Signal Processing and Linear Systems-B.P.Lathi copy

Wt t he output is t he desired signal m t multiplied

Info iconThis preview shows page 1. Sign up to view the full content.

View Full Document Right Arrow Icon
This is the end of the preview. Sign up to access the rest of the document.

Unformatted text preview: he viability of demodulation of AM by an envelope detector. When A < m p , Eq. (4.76) shows t hat J1 > 1 (overmodulation). In this case, the option of envelope detection is no longer viable. We t hen need t o use synchronous demodulation. Note t hat synchronous demodulation can be used for any value of J1 (see P rob. 4.7-4). T he envelope detector, which is considerably simpler a nd less expensive t han t he synchronous detector, can be used only for J1 :::; 1. • E xample 4.19 Sketch 'PAM(t) for modulation indices of J1 = 0.5 (50% modulation) and J1 = 1 (1~0% modulation), when m (t) = B cos wmt.
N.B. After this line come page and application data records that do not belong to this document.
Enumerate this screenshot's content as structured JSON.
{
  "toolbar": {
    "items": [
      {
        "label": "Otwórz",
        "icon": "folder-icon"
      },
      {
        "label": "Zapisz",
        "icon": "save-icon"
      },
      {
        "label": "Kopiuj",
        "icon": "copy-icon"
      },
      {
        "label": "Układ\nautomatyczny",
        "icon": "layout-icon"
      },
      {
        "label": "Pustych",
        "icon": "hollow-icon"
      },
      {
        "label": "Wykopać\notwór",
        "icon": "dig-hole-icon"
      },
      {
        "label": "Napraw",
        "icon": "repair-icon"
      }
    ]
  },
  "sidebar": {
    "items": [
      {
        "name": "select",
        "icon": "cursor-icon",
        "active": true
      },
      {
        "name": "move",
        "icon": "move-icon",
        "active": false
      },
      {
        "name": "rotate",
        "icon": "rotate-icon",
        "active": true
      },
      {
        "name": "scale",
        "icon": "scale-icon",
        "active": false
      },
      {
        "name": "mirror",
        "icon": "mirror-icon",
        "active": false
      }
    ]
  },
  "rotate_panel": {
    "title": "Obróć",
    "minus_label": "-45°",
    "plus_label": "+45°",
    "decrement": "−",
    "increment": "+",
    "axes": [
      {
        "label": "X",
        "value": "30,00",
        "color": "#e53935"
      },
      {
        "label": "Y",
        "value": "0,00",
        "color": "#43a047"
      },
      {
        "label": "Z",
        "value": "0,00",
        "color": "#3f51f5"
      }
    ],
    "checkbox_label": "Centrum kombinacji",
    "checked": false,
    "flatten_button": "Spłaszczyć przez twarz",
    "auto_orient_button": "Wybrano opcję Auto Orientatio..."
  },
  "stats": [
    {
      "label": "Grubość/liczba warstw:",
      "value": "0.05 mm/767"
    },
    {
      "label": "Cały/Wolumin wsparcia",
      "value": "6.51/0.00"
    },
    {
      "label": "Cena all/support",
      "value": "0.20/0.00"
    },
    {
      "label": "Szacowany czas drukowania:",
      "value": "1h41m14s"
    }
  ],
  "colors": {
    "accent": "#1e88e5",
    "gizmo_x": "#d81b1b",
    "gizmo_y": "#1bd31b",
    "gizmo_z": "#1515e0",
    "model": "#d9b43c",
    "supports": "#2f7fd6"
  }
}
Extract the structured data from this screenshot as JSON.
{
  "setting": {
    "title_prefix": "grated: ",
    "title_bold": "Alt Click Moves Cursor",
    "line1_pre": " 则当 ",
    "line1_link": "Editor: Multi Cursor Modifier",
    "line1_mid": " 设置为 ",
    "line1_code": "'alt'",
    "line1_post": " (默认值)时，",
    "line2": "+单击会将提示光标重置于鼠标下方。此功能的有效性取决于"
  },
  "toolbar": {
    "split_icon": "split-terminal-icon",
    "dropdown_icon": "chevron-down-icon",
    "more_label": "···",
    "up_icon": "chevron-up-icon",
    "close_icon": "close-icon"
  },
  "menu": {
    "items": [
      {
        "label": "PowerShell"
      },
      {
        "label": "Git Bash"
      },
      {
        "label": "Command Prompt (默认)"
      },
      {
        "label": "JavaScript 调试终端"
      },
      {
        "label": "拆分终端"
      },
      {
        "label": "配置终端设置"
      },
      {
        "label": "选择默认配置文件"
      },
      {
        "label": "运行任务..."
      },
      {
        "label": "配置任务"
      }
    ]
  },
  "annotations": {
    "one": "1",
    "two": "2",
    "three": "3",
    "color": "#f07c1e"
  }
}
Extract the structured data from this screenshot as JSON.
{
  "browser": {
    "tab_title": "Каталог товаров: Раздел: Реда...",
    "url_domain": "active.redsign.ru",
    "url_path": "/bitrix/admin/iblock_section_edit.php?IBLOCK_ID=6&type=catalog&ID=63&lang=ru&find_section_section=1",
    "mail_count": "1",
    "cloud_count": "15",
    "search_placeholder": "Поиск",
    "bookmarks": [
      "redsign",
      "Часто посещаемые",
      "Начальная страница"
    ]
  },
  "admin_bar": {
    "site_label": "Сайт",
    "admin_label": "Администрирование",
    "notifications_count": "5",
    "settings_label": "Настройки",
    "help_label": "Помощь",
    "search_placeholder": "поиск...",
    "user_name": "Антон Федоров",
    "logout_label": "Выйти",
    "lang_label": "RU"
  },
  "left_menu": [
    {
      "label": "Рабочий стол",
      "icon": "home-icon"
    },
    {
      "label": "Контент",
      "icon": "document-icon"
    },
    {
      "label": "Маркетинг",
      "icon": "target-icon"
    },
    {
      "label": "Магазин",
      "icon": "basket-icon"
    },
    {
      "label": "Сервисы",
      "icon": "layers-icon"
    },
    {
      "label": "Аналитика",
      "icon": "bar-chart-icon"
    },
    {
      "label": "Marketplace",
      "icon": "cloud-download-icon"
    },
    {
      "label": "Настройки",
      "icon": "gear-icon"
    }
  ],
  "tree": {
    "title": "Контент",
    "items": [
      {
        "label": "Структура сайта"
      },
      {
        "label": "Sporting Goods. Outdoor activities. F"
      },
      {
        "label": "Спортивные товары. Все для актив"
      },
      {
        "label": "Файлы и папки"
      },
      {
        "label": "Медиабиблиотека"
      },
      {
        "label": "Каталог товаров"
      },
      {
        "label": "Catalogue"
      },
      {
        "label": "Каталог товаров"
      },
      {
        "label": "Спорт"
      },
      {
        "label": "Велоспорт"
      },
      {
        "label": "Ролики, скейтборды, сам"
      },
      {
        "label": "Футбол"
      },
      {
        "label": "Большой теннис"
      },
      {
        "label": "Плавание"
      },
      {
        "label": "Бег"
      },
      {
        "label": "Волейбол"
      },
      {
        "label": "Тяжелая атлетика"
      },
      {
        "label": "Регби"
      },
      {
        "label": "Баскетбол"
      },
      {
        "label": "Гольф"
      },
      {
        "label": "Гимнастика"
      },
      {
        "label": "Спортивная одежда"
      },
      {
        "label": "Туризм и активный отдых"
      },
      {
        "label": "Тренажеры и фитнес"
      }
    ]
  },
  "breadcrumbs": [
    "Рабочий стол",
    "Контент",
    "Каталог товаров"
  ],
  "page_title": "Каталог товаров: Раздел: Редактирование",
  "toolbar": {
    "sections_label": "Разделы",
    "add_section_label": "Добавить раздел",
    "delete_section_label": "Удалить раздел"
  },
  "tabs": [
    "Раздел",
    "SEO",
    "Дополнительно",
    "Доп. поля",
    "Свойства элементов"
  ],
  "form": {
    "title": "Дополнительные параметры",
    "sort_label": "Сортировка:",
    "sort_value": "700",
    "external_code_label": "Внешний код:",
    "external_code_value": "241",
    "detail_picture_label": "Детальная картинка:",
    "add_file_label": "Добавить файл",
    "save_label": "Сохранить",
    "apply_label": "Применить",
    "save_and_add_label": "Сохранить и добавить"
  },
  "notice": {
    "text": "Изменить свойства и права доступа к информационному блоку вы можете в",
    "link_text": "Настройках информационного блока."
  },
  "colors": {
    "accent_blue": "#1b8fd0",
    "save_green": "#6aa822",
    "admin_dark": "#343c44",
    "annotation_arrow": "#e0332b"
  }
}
This case is referred to as t one m odulatIOn because the modulating signal is a pure sinusoid (or tone). In this case, m p = B and the modulation index according to Eq. (4.76) is Hence, B = J1A and m (t) = B cos wmt = c A M signal R Envelope detector output R C too large 'PAM(t) = [A I +0.5 cos (Om t "/ + m(t)] cos wet = ~ " >. ~" + J1cos wmt] cos wet 2A (4.78) .., .... ( b) .... F ig. 4 .36 .. ' ... ,.. K, . i ' 1'" .... ;;", 0 ~~f'-" J1Acos wmt A[1 \ ..... , '1" ,< ~~nvelOpe 1 ", .,., Therefore ( a) .... " ..... "' . Envelope detector. l +cosoom t 3A/2 Demodulation of A M: T he Envelope Detector We shall consider here one of t he noncoherent methods of AM demodulation, the e nvelope d etection. t I n a n envelope detector, t he o utput of t he d etector follows t he envelope of t he ( modulated) i nput signal. T he c ircuit illustrated in Fig. 4.36a functions as a n envelope detector. During the positive cycle of t he i nput signal, t he diode conducts and t he c apacitor C charges up t o t he p eak voltage of t he i nput signal (Fig. 4.36b). As t he i nput signal falls below this peak value, t he diode is c ut off, because t he c apacitor voltage (which is very nearly t he p eak voltage) is g reater t han t he i nput signal voltage, a circumstance causing t he diode t o open. T he c apacitor now discharges through t he resistor R a t a slow r ate ( with a time constant R C). D uring the n ext positive cycle, the same d rama r epeats. When t he i nput signal becomes greater t han t he c apacitor voltage, t he d iode conducts again. T he c apacitor again charges to t he p eak value of this (new) cycle. As t he i nput voltage falls below t he new peak value, t he diode cuts off again a nd t he c apacitor discharges slowly during the cutoff period, a process t hat changes t he c apacitor voltage very slightly. T he A M signal can be demodulated coherently by a locally generated carrier (see P rob. 4.7-4). However, coherent, or synchronous, demodulation of AM (with J1 :::; 1) will defeat t he very purpose o f AM and, hence, is r arely used in practice. tThere are also other methods of noncoherent detection. The rectifier detector consists of a rectifier followed by a lowpass filter. This method is also simple and almost as inexpensive as the envelope detector4 . The nonlinear detector, although simple and inexpensive, results in a distorted output. A A...
View Full Document

Ask a homework question - tutors are online